Detective Steve Crosetti is one of the original main characters on David Simon's seminal drama, Homicide: Life On The Street. He sticks around for two seasons before committing suicide early in the third season. As actor Jon Polito revealed to Groucho Reviews, this was largely because he got angry and couldn't keep his mouth shut.

The writers decided to bring in younger detectives, in an effort to boost ratings. This meant some characters had to be pushed aside, including Crosetti. Executive producer/writer Tom Fontana told Polito that Crosetti was leaving the show, but that he'd be back at some point. Because Polito had been burned by the industry before, he was skeptical. In a move he'd later regret, he complained to the media, comparing the producers to people standing on the iceberg that sank the Titanic, urging the ship to come their way.

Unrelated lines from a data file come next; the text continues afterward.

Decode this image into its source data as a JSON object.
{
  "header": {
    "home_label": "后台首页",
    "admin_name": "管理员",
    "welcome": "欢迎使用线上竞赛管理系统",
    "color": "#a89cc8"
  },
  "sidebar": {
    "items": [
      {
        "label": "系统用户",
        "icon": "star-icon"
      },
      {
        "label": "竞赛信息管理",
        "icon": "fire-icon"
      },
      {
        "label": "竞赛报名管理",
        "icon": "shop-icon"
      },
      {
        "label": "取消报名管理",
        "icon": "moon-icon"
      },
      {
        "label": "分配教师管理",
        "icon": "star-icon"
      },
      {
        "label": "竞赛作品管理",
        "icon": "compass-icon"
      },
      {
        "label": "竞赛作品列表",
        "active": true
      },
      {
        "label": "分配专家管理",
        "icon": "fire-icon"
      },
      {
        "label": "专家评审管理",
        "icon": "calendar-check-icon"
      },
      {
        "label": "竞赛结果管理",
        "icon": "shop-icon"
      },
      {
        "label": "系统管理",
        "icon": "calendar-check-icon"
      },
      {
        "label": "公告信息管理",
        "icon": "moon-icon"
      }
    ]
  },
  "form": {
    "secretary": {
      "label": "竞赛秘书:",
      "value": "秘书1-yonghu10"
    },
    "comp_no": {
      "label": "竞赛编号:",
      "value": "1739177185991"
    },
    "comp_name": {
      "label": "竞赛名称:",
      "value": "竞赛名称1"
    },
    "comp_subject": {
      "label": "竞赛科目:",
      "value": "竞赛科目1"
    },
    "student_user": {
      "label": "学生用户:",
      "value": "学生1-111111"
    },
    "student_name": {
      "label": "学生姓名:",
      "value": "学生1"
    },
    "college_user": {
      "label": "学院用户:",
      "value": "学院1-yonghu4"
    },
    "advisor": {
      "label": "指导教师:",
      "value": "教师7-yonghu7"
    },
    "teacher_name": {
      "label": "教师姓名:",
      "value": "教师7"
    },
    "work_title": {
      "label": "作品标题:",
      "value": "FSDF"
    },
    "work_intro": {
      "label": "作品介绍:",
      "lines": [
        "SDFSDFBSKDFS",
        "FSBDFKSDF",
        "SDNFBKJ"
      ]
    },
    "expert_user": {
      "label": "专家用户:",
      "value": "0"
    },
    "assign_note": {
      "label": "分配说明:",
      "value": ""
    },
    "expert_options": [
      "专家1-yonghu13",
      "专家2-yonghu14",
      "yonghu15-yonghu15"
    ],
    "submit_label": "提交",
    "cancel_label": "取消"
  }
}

After these outbursts, Polito met with Fontana. What exactly was promised is a bit muddled, but Polito thought he might come back before ultimately getting fired. Polito insisted that his character not die by suicide if he indeed had to go, out of respect for both the character and the policeman upon which he was based. Upon the character's death by suicide, he once again took to the press to express his frustrations.

Polito later patched things up with Fontana and came back as Crosetti in Homicide: The Movie, during an afterlife scene.

Prue died because Doherty had too much backstage trouble

Charmed was one of the most popular shows on The WB in the late '90s. Shannen Doherty's performance as Prue Halliwell, the oldest of the three witch sisters at the center of the series, played a major role in that success. Doherty's chemistry with her on-screen sisters is still electric, and helped create one of the longest-lasting shows on TV. But behind the scenes, this chemistry was explosive, and sisterly harmony was thin on the ground. These issues led to Doherty's shocking early exit from the production.

Doherty was considered a high-profile "bad girl" of the '90s. She had a reputation for being difficult on set, and feuds between her and her co-stars were top-tier tabloid fodder. One such feud occurred on Charmed between her and Alyssa Milano, another major star of the decade, who played Phoebe Halliwell. The exact nature of their issues has never been made public, but contemporaneous gossip columns suggested Milano demanded Doherty be fired. Years later, Milano said there were some "rough days on set," but also skirted around any more concrete statements. Happily, the two actresses seemed to have patched things up in recent years.

Whatever the nature of the conflict, it was enough for Doherty to jump ship. Prue was killed off in the final episode of season three, in an episode directed by Doherty herself. She was replaced on Charmed by Paige Matthews, a half-sister played by Rose McGowan.